Turkish police detained four people in a hunt for the perpetrators of a car bombing in central Istanbul that killed seven police and four civilians, state media said.
The third deadly attack in Turkey's biggest city in six months targeted a bus transporting anti-riot police in Beyazit district, close to many of the city's top tourist sites, Istanbul governor Vasip Sahin said on Turkish television.
Thirty-six people were wounded, three of them seriously, he added.
The four suspects were taken to police headquarters in Istanbul for interrogation, state-run Anatolia agency said, without providing further information.
There was no early claim of responsibility, but President Recep Tayyip Erdogan suggested the outlawed Kurdistan Workers' Party (PKK) was behind the attack.
For the PKK to target major cities such as Istanbul "is nothing new," he said after visiting the injured at an Istanbul hospital.
"We will fight against terrorists relentlessly to the end."
In a statement from his office later, Erdogan also vowed the culprits would "pay the price for the blood they shed."
Kurdish militants have repeatedly targeted Turkey's security forces, but Islamic State (IS) jihadists have also staged attacks around the country, including in Istanbul, in the past year.
Reports said the explosion took place close to Vezneciler metro station, within walking distance of some of the city's main tourist sites including the Grand Bazaar and Suleymaniye Mosque.
The blast reduced the police vehicle to mangled wreckage and windows in nearby shops were shattered. Reports said that shots were heard afterwards.

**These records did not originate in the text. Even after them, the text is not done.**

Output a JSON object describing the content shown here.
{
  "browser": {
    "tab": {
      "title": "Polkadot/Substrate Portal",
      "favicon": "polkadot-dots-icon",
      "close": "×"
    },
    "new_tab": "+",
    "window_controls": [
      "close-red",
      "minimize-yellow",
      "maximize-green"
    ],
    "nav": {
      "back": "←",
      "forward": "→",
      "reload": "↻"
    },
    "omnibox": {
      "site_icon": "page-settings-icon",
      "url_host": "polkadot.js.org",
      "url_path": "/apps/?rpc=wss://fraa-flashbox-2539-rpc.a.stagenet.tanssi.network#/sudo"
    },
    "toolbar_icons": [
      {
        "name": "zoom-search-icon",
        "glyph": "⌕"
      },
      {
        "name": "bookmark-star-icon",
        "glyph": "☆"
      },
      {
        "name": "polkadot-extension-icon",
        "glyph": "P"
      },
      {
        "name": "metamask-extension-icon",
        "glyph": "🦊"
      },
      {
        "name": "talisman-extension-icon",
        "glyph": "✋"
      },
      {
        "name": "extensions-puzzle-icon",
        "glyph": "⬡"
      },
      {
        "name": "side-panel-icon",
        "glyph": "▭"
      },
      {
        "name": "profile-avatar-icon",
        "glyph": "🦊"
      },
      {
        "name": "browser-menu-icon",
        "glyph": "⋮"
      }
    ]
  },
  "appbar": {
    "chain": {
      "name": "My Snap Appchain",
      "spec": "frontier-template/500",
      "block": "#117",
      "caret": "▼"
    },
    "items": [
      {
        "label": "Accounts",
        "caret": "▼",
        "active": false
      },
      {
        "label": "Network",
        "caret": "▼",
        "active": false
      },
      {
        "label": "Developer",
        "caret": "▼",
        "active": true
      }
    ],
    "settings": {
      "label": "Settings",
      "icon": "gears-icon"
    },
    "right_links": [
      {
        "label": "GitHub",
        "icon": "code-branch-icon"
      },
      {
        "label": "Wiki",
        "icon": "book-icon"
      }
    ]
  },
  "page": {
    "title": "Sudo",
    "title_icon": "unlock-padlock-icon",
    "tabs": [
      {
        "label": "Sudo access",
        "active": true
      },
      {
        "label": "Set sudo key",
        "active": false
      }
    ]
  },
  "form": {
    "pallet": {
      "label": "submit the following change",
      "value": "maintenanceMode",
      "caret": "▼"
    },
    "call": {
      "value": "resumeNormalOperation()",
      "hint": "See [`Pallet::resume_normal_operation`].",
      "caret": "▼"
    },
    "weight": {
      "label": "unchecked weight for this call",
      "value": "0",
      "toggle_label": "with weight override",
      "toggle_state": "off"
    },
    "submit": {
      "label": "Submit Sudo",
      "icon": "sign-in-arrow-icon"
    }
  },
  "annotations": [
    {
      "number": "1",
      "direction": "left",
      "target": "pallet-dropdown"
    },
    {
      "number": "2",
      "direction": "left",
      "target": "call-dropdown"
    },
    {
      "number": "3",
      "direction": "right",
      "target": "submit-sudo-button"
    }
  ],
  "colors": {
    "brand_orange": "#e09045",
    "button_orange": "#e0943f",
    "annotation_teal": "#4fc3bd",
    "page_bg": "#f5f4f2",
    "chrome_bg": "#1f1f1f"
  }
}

The attack occurred outside the upscale Celal Aga Konagi Hotel, a converted Ottoman mansion that is favoured by foreign tourists.
The 16th-century Sehzade Mosque -- considered one of the greatest masterpieces of Ottoman architect Mimar Sinan -- was also damaged by the force of the explosion.
Television footage showed its windows blown out and debris littering the floor.
Loudspeakers on mosques warned people to vacate the area, after which a controlled explosion was carried out on a suspect vehicle.
Erdogan, who flew back to Ankara later in the day, chaired a security summit at the presidential palace, with several ministers as well as the top army general and spy chief.
French President Francois Hollande condemned the attack as an "intolerable act of violence" that should strengthen common resolve to fight terrorism.
German Chancellor Angela Merkel said Berlin was "on the side of Turkey in the fight against terrorism" and Nato chief Jens Stoltenberg also expressed solidarity.
US Ambassador to Ankara John Bass said in a Twitter message: "Such senseless violence could never be rationalised by any cause."
The United States will "continue to stand shoulder-to-shoulder with Turkey in the fight against terrorism," Bass said. EU foreign policy chief Federica Mogherini also reaffirmed support.
The bombing, which occurred on the second day of the Muslim holy month of Ramadan, is the latest in a string of attacks that have rattled citizens and damaged tourism.
Two blasts in Ankara claimed by the Kurdistan Freedom Falcons (TAK) -- a radical splinter group of the better-known PKK -- earlier this year claimed dozens of lives.